Argentina intends to sell gas to Europe in the coming years and Spain could be its gateway, President Alberto Fernández said Tuesday after a meeting in Madrid with Spanish Prime Minister Pedro Sánchez.
"We can be a stable energy supplier," Fernández wrote on Twitter, after a one-hour meeting with his Socialist counterpart in Moncloa.
During the meeting with Sánchez, the two leaders discussed the challenges "posed by the war in the heart of Europe," said Foreign Minister Santiago Cafiero in a social media post, referring to Russia’s invasion of Ukraine.
"President Fernández expressed our country's vocation to be a stable supplier of food and energy at this time of such uncertainty," Cafiero added in a video message.
The Ukraine war has contributed to higher food and energy prices across the world, particularly gas, which Russia is one of the world's main producers of.
In addition, many European nations want to free themselves from dependence on Russian gas for political reasons.
The construction of a massive new gas pipeline running from the Vaca Muerta shale formation in Patagonia "will generate energy self-sufficiency for Argentina" and open up possibilities "to become a natural exporter of liquefied natural gas," Cafiero added.
Taking into account that Spain has six liquefied natural gas (LNG) regasification terminals – more than any other European country – Argentina’s foreign minister talked up the possibility of "an agreement between both countries to be able to advance in this provision of liquefied natural gas for the whole of Europe."
For its part, the Spanish government recognised, in a communiqué issued after the meeting, that “Argentina is one of the world's major food producers, as well as possessing an important energy export potential (gas, liquefied natural gas and oil).'
Argentina’s gas production capabilities are growing thanks to the development of the Vaca Muerta formation, but it has yet to reach self-sufficiency and must import gas from Bolivia (in 2021, as much as 12 million cubic metres per day) and LNG.
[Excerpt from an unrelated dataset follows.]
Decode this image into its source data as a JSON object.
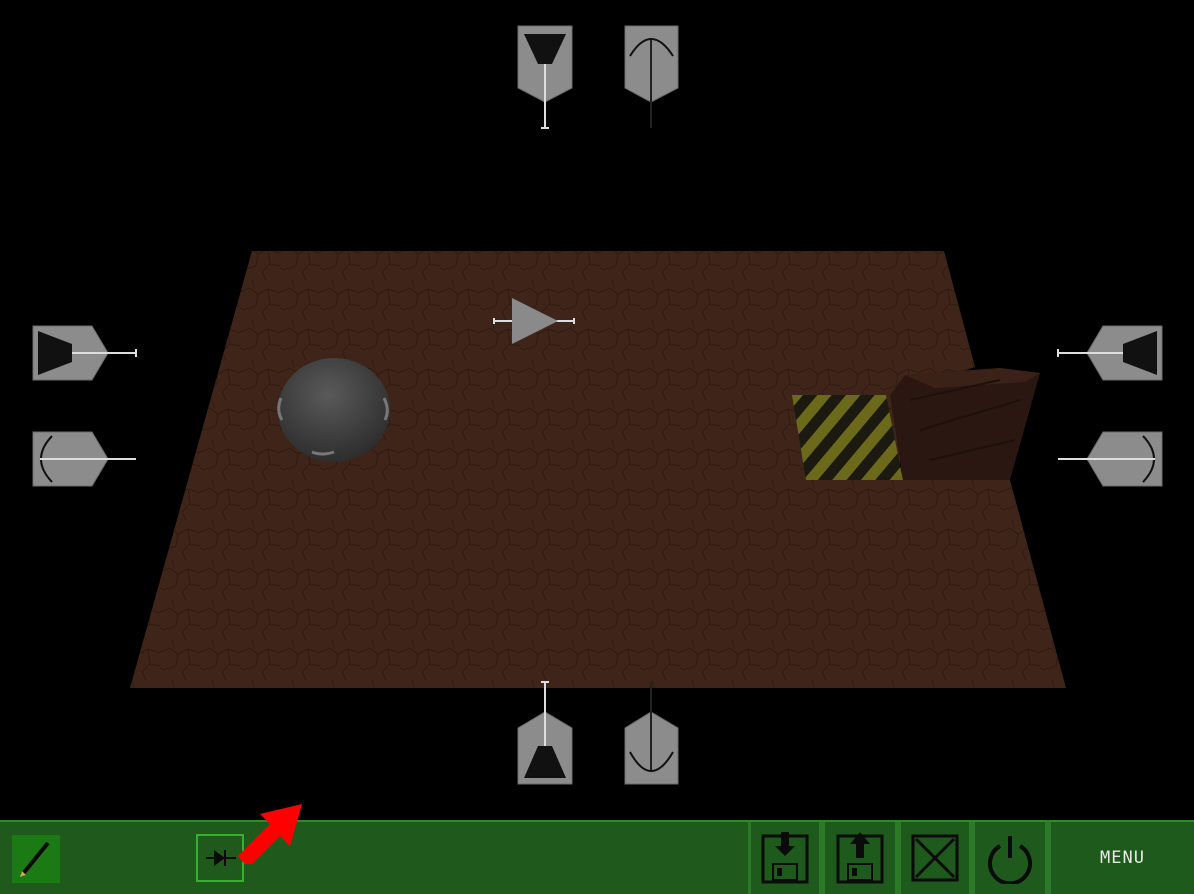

Argentina’s government expects the first stage of construction of the Néstor Kirchner gas pipeline to be completed in 2024.
The Vaca Muerta basin extends over 30,000 square kilometres in Patagonia, southwest Argentina, and is considered to be the world's second-largest shale gas reserve and the fourth-largest shale oil reserve.
Fernández, who was due to meet Spanish King Felipe IV later Tuesday evening, also discussed inflation, the restructuring of Argentina's debt with the International Monetary Fund (IMF) and the war in Ukraine with Prime Minister Sánchez.
Government officials described the talks as “very cordial” and said that both leaders were concerned with the impact of the Ukraine war on prices and food security.
Fernández also thanked his counterpart for his support for Argentina’s debt restructuring process with the IMF, while Sánchez congratulated his peer for having successfully concluded the negotiations.
"Spain was an important player, it helped to make European countries aware of Argentina's need to reach a good agreement," Cafiero emphasised in comments made to reporters at the country’s Embassy in Madrid.
In addition, Fernández told Sánchez about Argentina's economic situation and affirmed that the country "is growing" and "there are good prospects for this year while the world is expecting a recession," said the foreign minister.